> **Task goal**:
Your task is to return the data below, word for word.

> **Recorded information**:

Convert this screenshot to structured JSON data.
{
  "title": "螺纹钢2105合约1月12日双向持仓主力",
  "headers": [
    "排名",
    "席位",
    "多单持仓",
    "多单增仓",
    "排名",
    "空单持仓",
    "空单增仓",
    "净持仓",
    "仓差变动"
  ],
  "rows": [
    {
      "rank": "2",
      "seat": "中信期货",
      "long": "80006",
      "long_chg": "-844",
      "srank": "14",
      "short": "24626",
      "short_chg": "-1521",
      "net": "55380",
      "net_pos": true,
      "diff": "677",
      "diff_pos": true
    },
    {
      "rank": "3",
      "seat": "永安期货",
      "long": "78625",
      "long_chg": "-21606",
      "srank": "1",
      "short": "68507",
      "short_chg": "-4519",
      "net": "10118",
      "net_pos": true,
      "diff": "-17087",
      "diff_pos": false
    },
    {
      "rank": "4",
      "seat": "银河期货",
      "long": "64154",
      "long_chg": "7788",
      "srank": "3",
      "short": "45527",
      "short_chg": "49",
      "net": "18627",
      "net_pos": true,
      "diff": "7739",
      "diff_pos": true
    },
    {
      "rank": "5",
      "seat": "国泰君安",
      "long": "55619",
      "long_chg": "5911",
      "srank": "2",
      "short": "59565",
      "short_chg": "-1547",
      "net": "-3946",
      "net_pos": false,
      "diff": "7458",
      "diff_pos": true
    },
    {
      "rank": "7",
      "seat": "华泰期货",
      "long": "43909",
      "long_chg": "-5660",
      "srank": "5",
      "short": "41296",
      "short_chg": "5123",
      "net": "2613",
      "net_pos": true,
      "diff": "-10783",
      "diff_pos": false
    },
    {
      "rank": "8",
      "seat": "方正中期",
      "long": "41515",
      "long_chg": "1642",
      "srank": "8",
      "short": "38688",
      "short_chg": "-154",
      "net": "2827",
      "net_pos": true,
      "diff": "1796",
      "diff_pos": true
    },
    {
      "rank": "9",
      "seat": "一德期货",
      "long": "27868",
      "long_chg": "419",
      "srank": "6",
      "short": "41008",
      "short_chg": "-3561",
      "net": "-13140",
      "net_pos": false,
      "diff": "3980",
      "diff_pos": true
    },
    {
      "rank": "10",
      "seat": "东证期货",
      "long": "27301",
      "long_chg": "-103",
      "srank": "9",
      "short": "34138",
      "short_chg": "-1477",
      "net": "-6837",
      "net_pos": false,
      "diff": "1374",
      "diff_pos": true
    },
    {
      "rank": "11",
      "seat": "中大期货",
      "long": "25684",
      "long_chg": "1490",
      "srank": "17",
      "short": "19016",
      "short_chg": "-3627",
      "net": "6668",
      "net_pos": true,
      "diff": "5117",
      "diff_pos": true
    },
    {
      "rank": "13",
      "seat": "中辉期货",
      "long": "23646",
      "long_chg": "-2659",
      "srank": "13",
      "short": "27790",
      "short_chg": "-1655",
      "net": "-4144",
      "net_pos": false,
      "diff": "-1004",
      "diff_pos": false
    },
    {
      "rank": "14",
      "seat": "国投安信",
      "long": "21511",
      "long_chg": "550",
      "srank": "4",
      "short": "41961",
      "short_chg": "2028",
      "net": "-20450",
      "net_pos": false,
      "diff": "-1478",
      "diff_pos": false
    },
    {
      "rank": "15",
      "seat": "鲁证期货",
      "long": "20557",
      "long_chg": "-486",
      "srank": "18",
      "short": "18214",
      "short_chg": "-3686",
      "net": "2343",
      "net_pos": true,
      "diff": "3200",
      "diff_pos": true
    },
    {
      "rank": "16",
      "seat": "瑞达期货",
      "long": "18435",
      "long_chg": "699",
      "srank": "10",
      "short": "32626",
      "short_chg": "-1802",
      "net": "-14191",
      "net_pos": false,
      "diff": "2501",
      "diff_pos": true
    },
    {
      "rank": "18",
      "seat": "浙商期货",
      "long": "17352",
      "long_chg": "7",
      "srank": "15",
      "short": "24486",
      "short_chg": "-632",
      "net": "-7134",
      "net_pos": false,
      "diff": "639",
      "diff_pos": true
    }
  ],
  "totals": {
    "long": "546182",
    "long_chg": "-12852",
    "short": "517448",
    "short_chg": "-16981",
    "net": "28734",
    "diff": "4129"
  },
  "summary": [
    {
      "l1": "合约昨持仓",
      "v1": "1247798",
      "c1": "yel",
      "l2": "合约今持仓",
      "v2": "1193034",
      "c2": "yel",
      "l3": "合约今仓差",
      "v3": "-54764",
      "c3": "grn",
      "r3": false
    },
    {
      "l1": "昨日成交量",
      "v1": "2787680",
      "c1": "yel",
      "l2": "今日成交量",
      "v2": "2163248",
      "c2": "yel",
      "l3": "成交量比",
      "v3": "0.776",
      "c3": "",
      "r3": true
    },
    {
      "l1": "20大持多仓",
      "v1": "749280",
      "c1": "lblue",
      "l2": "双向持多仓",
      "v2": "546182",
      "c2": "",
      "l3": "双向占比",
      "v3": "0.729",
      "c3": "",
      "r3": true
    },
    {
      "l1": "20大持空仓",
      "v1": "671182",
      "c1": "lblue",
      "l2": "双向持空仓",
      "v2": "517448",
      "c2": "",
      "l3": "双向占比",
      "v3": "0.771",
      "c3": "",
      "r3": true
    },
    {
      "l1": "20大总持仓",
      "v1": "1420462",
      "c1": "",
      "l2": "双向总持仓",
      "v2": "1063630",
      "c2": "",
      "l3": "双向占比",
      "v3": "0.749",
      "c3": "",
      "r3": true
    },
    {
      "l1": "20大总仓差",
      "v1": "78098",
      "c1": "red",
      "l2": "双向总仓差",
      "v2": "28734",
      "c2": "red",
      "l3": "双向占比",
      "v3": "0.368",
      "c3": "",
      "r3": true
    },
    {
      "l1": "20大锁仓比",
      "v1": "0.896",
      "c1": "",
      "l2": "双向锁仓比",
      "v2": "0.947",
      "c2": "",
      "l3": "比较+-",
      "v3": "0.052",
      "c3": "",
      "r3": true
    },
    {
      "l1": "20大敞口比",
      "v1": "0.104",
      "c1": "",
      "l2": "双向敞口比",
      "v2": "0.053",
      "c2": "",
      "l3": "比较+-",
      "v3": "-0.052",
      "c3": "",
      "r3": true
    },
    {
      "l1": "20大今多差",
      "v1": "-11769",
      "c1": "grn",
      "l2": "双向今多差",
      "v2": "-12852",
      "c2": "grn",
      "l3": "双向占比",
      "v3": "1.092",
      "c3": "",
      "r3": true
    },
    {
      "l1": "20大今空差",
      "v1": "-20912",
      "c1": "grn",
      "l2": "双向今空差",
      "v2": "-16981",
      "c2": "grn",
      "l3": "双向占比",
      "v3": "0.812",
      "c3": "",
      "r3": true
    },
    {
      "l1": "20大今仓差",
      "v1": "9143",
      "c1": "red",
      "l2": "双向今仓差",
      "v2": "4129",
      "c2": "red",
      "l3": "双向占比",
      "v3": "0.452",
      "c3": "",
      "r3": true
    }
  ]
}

> **Answer section**:
Convert this screenshot to structured JSON data.
{
  "title": "螺纹钢2105合约1月12日双向持仓主力",
  "headers": [
    "排名",
    "席位",
    "多单持仓",
    "多单增仓",
    "排名",
    "空单持仓",
    "空单增仓",
    "净持仓",
    "仓差变动"
  ],
  "rows": [
    {
      "rank": "2",
      "seat": "中信期货",
      "long": "80006",
      "long_chg": "-844",
      "srank": "14",
      "short": "24626",
      "short_chg": "-1521",
      "net": "55380",
      "net_pos": true,
      "diff": "677",
      "diff_pos": true
    },
    {
      "rank": "3",
      "seat": "永安期货",
      "long": "78625",
      "long_chg": "-21606",
      "srank": "1",
      "short": "68507",
      "short_chg": "-4519",
      "net": "10118",
      "net_pos": true,
      "diff": "-17087",
      "diff_pos": false
    },
    {
      "rank": "4",
      "seat": "银河期货",
      "long": "64154",
      "long_chg": "7788",
      "srank": "3",
      "short": "45527",
      "short_chg": "49",
      "net": "18627",
      "net_pos": true,
      "diff": "7739",
      "diff_pos": true
    },
    {
      "rank": "5",
      "seat": "国泰君安",
      "long": "55619",
      "long_chg": "5911",
      "srank": "2",
      "short": "59565",
      "short_chg": "-1547",
      "net": "-3946",
      "net_pos": false,
      "diff": "7458",
      "diff_pos": true
    },
    {
      "rank": "7",
      "seat": "华泰期货",
      "long": "43909",
      "long_chg": "-5660",
      "srank": "5",
      "short": "41296",
      "short_chg": "5123",
      "net": "2613",
      "net_pos": true,
      "diff": "-10783",
      "diff_pos": false
    },
    {
      "rank": "8",
      "seat": "方正中期",
      "long": "41515",
      "long_chg": "1642",
      "srank": "8",
      "short": "38688",
      "short_chg": "-154",
      "net": "2827",
      "net_pos": true,
      "diff": "1796",
      "diff_pos": true
    },
    {
      "rank": "9",
      "seat": "一德期货",
      "long": "27868",
      "long_chg": "419",
      "srank": "6",
      "short": "41008",
      "short_chg": "-3561",
      "net": "-13140",
      "net_pos": false,
      "diff": "3980",
      "diff_pos": true
    },
    {
      "rank": "10",
      "seat": "东证期货",
      "long": "27301",
      "long_chg": "-103",
      "srank": "9",
      "short": "34138",
      "short_chg": "-1477",
      "net": "-6837",
      "net_pos": false,
      "diff": "1374",
      "diff_pos": true
    },
    {
      "rank": "11",
      "seat": "中大期货",
      "long": "25684",
      "long_chg": "1490",
      "srank": "17",
      "short": "19016",
      "short_chg": "-3627",
      "net": "6668",
      "net_pos": true,
      "diff": "5117",
      "diff_pos": true
    },
    {
      "rank": "13",
      "seat": "中辉期货",
      "long": "23646",
      "long_chg": "-2659",
      "srank": "13",
      "short": "27790",
      "short_chg": "-1655",
      "net": "-4144",
      "net_pos": false,
      "diff": "-1004",
      "diff_pos": false
    },
    {
      "rank": "14",
      "seat": "国投安信",
      "long": "21511",
      "long_chg": "550",
      "srank": "4",
      "short": "41961",
      "short_chg": "2028",
      "net": "-20450",
      "net_pos": false,
      "diff": "-1478",
      "diff_pos": false
    },
    {
      "rank": "15",
      "seat": "鲁证期货",
      "long": "20557",
      "long_chg": "-486",
      "srank": "18",
      "short": "18214",
      "short_chg": "-3686",
      "net": "2343",
      "net_pos": true,
      "diff": "3200",
      "diff_pos": true
    },
    {
      "rank": "16",
      "seat": "瑞达期货",
      "long": "18435",
      "long_chg": "699",
      "srank": "10",
      "short": "32626",
      "short_chg": "-1802",
      "net": "-14191",
      "net_pos": false,
      "diff": "2501",
      "diff_pos": true
    },
    {
      "rank": "18",
      "seat": "浙商期货",
      "long": "17352",
      "long_chg": "7",
      "srank": "15",
      "short": "24486",
      "short_chg": "-632",
      "net": "-7134",
      "net_pos": false,
      "diff": "639",
      "diff_pos": true
    }
  ],
  "totals": {
    "long": "546182",
    "long_chg": "-12852",
    "short": "517448",
    "short_chg": "-16981",
    "net": "28734",
    "diff": "4129"
  },
  "summary": [
    {
      "l1": "合约昨持仓",
      "v1": "1247798",
      "c1": "yel",
      "l2": "合约今持仓",
      "v2": "1193034",
      "c2": "yel",
      "l3": "合约今仓差",
      "v3": "-54764",
      "c3": "grn",
      "r3": false
    },
    {
      "l1": "昨日成交量",
      "v1": "2787680",
      "c1": "yel",
      "l2": "今日成交量",
      "v2": "2163248",
      "c2": "yel",
      "l3": "成交量比",
      "v3": "0.776",
      "c3": "",
      "r3": true
    },
    {
      "l1": "20大持多仓",
      "v1": "749280",
      "c1": "lblue",
      "l2": "双向持多仓",
      "v2": "546182",
      "c2": "",
      "l3": "双向占比",
      "v3": "0.729",
      "c3": "",
      "r3": true
    },
    {
      "l1": "20大持空仓",
      "v1": "671182",
      "c1": "lblue",
      "l2": "双向持空仓",
      "v2": "517448",
      "c2": "",
      "l3": "双向占比",
      "v3": "0.771",
      "c3": "",
      "r3": true
    },
    {
      "l1": "20大总持仓",
      "v1": "1420462",
      "c1": "",
      "l2": "双向总持仓",
      "v2": "1063630",
      "c2": "",
      "l3": "双向占比",
      "v3": "0.749",
      "c3": "",
      "r3": true
    },
    {
      "l1": "20大总仓差",
      "v1": "78098",
      "c1": "red",
      "l2": "双向总仓差",
      "v2": "28734",
      "c2": "red",
      "l3": "双向占比",
      "v3": "0.368",
      "c3": "",
      "r3": true
    },
    {
      "l1": "20大锁仓比",
      "v1": "0.896",
      "c1": "",
      "l2": "双向锁仓比",
      "v2": "0.947",
      "c2": "",
      "l3": "比较+-",
      "v3": "0.052",
      "c3": "",
      "r3": true
    },
    {
      "l1": "20大敞口比",
      "v1": "0.104",
      "c1": "",
      "l2": "双向敞口比",
      "v2": "0.053",
      "c2": "",
      "l3": "比较+-",
      "v3": "-0.052",
      "c3": "",
      "r3": true
    },
    {
      "l1": "20大今多差",
      "v1": "-11769",
      "c1": "grn",
      "l2": "双向今多差",
      "v2": "-12852",
      "c2": "grn",
      "l3": "双向占比",
      "v3": "1.092",
      "c3": "",
      "r3": true
    },
    {
      "l1": "20大今空差",
      "v1": "-20912",
      "c1": "grn",
      "l2": "双向今空差",
      "v2": "-16981",
      "c2": "grn",
      "l3": "双向占比",
      "v3": "0.812",
      "c3": "",
      "r3": true
    },
    {
      "l1": "20大今仓差",
      "v1": "9143",
      "c1": "red",
      "l2": "双向今仓差",
      "v2": "4129",
      "c2": "red",
      "l3": "双向占比",
      "v3": "0.452",
      "c3": "",
      "r3": true
    }
  ]
}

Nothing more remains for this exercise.